[Dataset rows for apps and sites]
=== Begin Enclosure ===

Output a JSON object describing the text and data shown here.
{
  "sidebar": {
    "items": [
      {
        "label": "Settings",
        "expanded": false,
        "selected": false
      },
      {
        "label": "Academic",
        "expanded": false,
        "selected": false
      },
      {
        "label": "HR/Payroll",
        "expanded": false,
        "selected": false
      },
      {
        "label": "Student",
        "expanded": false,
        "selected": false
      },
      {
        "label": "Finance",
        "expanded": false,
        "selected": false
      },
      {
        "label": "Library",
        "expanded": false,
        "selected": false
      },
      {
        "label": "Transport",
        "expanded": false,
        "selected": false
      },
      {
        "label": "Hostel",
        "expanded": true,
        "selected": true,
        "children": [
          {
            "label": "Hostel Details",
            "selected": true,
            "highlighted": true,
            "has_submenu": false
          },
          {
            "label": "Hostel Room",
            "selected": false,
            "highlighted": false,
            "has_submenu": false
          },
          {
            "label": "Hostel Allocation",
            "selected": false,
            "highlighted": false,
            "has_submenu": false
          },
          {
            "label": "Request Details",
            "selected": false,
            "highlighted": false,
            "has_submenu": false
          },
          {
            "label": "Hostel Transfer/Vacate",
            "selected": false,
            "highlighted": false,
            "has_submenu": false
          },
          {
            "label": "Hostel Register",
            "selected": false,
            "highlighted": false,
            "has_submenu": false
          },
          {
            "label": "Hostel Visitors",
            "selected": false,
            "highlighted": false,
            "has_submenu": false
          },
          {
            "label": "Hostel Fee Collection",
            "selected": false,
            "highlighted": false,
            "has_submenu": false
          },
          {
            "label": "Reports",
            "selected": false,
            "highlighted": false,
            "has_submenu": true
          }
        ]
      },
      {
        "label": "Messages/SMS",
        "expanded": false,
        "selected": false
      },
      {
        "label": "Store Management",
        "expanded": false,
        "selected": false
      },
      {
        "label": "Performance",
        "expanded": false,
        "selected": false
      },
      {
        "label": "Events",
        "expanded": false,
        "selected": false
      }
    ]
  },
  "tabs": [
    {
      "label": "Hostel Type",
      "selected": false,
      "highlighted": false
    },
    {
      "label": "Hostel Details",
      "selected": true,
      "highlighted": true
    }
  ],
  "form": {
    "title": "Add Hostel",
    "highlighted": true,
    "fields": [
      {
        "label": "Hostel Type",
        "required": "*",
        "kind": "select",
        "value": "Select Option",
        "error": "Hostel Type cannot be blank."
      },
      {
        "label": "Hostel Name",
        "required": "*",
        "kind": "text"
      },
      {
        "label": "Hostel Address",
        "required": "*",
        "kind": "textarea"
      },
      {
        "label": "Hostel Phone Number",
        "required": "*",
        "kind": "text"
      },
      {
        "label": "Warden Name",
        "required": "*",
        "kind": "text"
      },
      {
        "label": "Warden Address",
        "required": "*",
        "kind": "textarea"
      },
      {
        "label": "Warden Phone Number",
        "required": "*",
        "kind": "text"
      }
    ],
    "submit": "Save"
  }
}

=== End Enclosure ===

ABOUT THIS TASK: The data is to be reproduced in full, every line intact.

EXPECTED ANSWER:
Output a JSON object describing the text and data shown here.
{
  "sidebar": {
    "items": [
      {
        "label": "Settings",
        "expanded": false,
        "selected": false
      },
      {
        "label": "Academic",
        "expanded": false,
        "selected": false
      },
      {
        "label": "HR/Payroll",
        "expanded": false,
        "selected": false
      },
      {
        "label": "Student",
        "expanded": false,
        "selected": false
      },
      {
        "label": "Finance",
        "expanded": false,
        "selected": false
      },
      {
        "label": "Library",
        "expanded": false,
        "selected": false
      },
      {
        "label": "Transport",
        "expanded": false,
        "selected": false
      },
      {
        "label": "Hostel",
        "expanded": true,
        "selected": true,
        "children": [
          {
            "label": "Hostel Details",
            "selected": true,
            "highlighted": true,
            "has_submenu": false
          },
          {
            "label": "Hostel Room",
            "selected": false,
            "highlighted": false,
            "has_submenu": false
          },
          {
            "label": "Hostel Allocation",
            "selected": false,
            "highlighted": false,
            "has_submenu": false
          },
          {
            "label": "Request Details",
            "selected": false,
            "highlighted": false,
            "has_submenu": false
          },
          {
            "label": "Hostel Transfer/Vacate",
            "selected": false,
            "highlighted": false,
            "has_submenu": false
          },
          {
            "label": "Hostel Register",
            "selected": false,
            "highlighted": false,
            "has_submenu": false
          },
          {
            "label": "Hostel Visitors",
            "selected": false,
            "highlighted": false,
            "has_submenu": false
          },
          {
            "label": "Hostel Fee Collection",
            "selected": false,
            "highlighted": false,
            "has_submenu": false
          },
          {
            "label": "Reports",
            "selected": false,
            "highlighted": false,
            "has_submenu": true
          }
        ]
      },
      {
        "label": "Messages/SMS",
        "expanded": false,
        "selected": false
      },
      {
        "label": "Store Management",
        "expanded": false,
        "selected": false
      },
      {
        "label": "Performance",
        "expanded": false,
        "selected": false
      },
      {
        "label": "Events",
        "expanded": false,
        "selected": false
      }
    ]
  },
  "tabs": [
    {
      "label": "Hostel Type",
      "selected": false,
      "highlighted": false
    },
    {
      "label": "Hostel Details",
      "selected": true,
      "highlighted": true
    }
  ],
  "form": {
    "title": "Add Hostel",
    "highlighted": true,
    "fields": [
      {
        "label": "Hostel Type",
        "required": "*",
        "kind": "select",
        "value": "Select Option",
        "error": "Hostel Type cannot be blank."
      },
      {
        "label": "Hostel Name",
        "required": "*",
        "kind": "text"
      },
      {
        "label": "Hostel Address",
        "required": "*",
        "kind": "textarea"
      },
      {
        "label": "Hostel Phone Number",
        "required": "*",
        "kind": "text"
      },
      {
        "label": "Warden Name",
        "required": "*",
        "kind": "text"
      },
      {
        "label": "Warden Address",
        "required": "*",
        "kind": "textarea"
      },
      {
        "label": "Warden Phone Number",
        "required": "*",
        "kind": "text"
      }
    ],
    "submit": "Save"
  }
}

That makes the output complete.